The purpose of this paper is to discuss the effects of forests in flood control, and to study the change of streamflow on a clearcut site during a typhoon. The study areas are paired watersheds in central Taiwan: one is a clearcut site and the other is natural hardwood forest. Typhoon Norris in August 1980 brought about 390mm of rainfall to the study areas, and we analyzed and compared the streamflow hydrographs. Results show that there was a similar hydrologic response between treatment and control watersheds. The reason is probably due to the extreme rainfall intensity. The small amount of disturbance due to logging, the rapid regrowth of vegetation after clearcutting, and the small size and steep slope of the watersheds may also have contributed to their similarity. However, it is apparent that minimizing soil disturbance during cutting operations and maintaining vegetation cover have positive effects in intercepting rainfall, decreasing peak flow, and regulating streamflow. This paper also explains the effects of forests in flood control during intense typhoon rains.
|Translated title of the contribution||A Study of Hydrologic Responses of the Leinhuachih Forest and Clearcut Site to Typhoon Norris|
|Original language||Chinese (Traditional)|
|Number of pages||5|

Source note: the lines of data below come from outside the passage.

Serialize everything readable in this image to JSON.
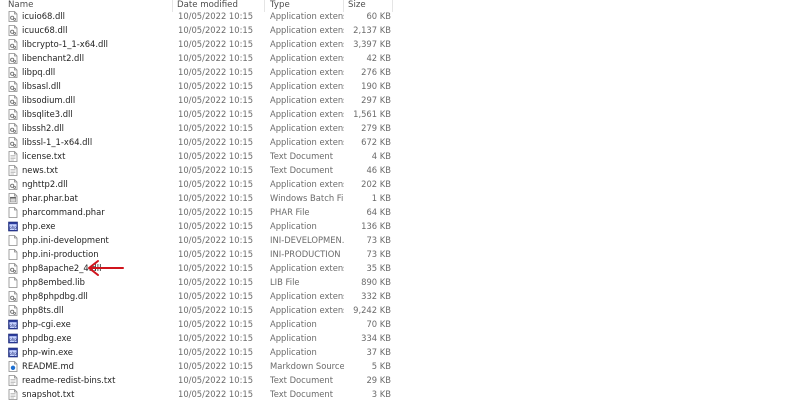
{
  "columns": {
    "name": "Name",
    "date": "Date modified",
    "type": "Type",
    "size": "Size"
  },
  "accent_color": "#d0141c",
  "files": [
    {
      "name": "icuio68.dll",
      "date": "10/05/2022 10:15",
      "type": "Application extens...",
      "size": "60 KB",
      "icon": "dll-file-icon"
    },
    {
      "name": "icuuc68.dll",
      "date": "10/05/2022 10:15",
      "type": "Application extens...",
      "size": "2,137 KB",
      "icon": "dll-file-icon"
    },
    {
      "name": "libcrypto-1_1-x64.dll",
      "date": "10/05/2022 10:15",
      "type": "Application extens...",
      "size": "3,397 KB",
      "icon": "dll-file-icon"
    },
    {
      "name": "libenchant2.dll",
      "date": "10/05/2022 10:15",
      "type": "Application extens...",
      "size": "42 KB",
      "icon": "dll-file-icon"
    },
    {
      "name": "libpq.dll",
      "date": "10/05/2022 10:15",
      "type": "Application extens...",
      "size": "276 KB",
      "icon": "dll-file-icon"
    },
    {
      "name": "libsasl.dll",
      "date": "10/05/2022 10:15",
      "type": "Application extens...",
      "size": "190 KB",
      "icon": "dll-file-icon"
    },
    {
      "name": "libsodium.dll",
      "date": "10/05/2022 10:15",
      "type": "Application extens...",
      "size": "297 KB",
      "icon": "dll-file-icon"
    },
    {
      "name": "libsqlite3.dll",
      "date": "10/05/2022 10:15",
      "type": "Application extens...",
      "size": "1,561 KB",
      "icon": "dll-file-icon"
    },
    {
      "name": "libssh2.dll",
      "date": "10/05/2022 10:15",
      "type": "Application extens...",
      "size": "279 KB",
      "icon": "dll-file-icon"
    },
    {
      "name": "libssl-1_1-x64.dll",
      "date": "10/05/2022 10:15",
      "type": "Application extens...",
      "size": "672 KB",
      "icon": "dll-file-icon"
    },
    {
      "name": "license.txt",
      "date": "10/05/2022 10:15",
      "type": "Text Document",
      "size": "4 KB",
      "icon": "text-file-icon"
    },
    {
      "name": "news.txt",
      "date": "10/05/2022 10:15",
      "type": "Text Document",
      "size": "46 KB",
      "icon": "text-file-icon"
    },
    {
      "name": "nghttp2.dll",
      "date": "10/05/2022 10:15",
      "type": "Application extens...",
      "size": "202 KB",
      "icon": "dll-file-icon"
    },
    {
      "name": "phar.phar.bat",
      "date": "10/05/2022 10:15",
      "type": "Windows Batch File",
      "size": "1 KB",
      "icon": "batch-file-icon"
    },
    {
      "name": "pharcommand.phar",
      "date": "10/05/2022 10:15",
      "type": "PHAR File",
      "size": "64 KB",
      "icon": "blank-file-icon"
    },
    {
      "name": "php.exe",
      "date": "10/05/2022 10:15",
      "type": "Application",
      "size": "136 KB",
      "icon": "exe-file-icon"
    },
    {
      "name": "php.ini-development",
      "date": "10/05/2022 10:15",
      "type": "INI-DEVELOPMEN...",
      "size": "73 KB",
      "icon": "blank-file-icon"
    },
    {
      "name": "php.ini-production",
      "date": "10/05/2022 10:15",
      "type": "INI-PRODUCTION ...",
      "size": "73 KB",
      "icon": "blank-file-icon"
    },
    {
      "name": "php8apache2_4.dll",
      "date": "10/05/2022 10:15",
      "type": "Application extens...",
      "size": "35 KB",
      "icon": "dll-file-icon"
    },
    {
      "name": "php8embed.lib",
      "date": "10/05/2022 10:15",
      "type": "LIB File",
      "size": "890 KB",
      "icon": "blank-file-icon"
    },
    {
      "name": "php8phpdbg.dll",
      "date": "10/05/2022 10:15",
      "type": "Application extens...",
      "size": "332 KB",
      "icon": "dll-file-icon"
    },
    {
      "name": "php8ts.dll",
      "date": "10/05/2022 10:15",
      "type": "Application extens...",
      "size": "9,242 KB",
      "icon": "dll-file-icon"
    },
    {
      "name": "php-cgi.exe",
      "date": "10/05/2022 10:15",
      "type": "Application",
      "size": "70 KB",
      "icon": "exe-file-icon"
    },
    {
      "name": "phpdbg.exe",
      "date": "10/05/2022 10:15",
      "type": "Application",
      "size": "334 KB",
      "icon": "exe-file-icon"
    },
    {
      "name": "php-win.exe",
      "date": "10/05/2022 10:15",
      "type": "Application",
      "size": "37 KB",
      "icon": "exe-file-icon"
    },
    {
      "name": "README.md",
      "date": "10/05/2022 10:15",
      "type": "Markdown Source ...",
      "size": "5 KB",
      "icon": "markdown-file-icon"
    },
    {
      "name": "readme-redist-bins.txt",
      "date": "10/05/2022 10:15",
      "type": "Text Document",
      "size": "29 KB",
      "icon": "text-file-icon"
    },
    {
      "name": "snapshot.txt",
      "date": "10/05/2022 10:15",
      "type": "Text Document",
      "size": "3 KB",
      "icon": "text-file-icon"
    }
  ]
}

|Publication status||Published - 1998|
- paired watersheds
- hydrologic response
- analysis of rainfall-runoff relationship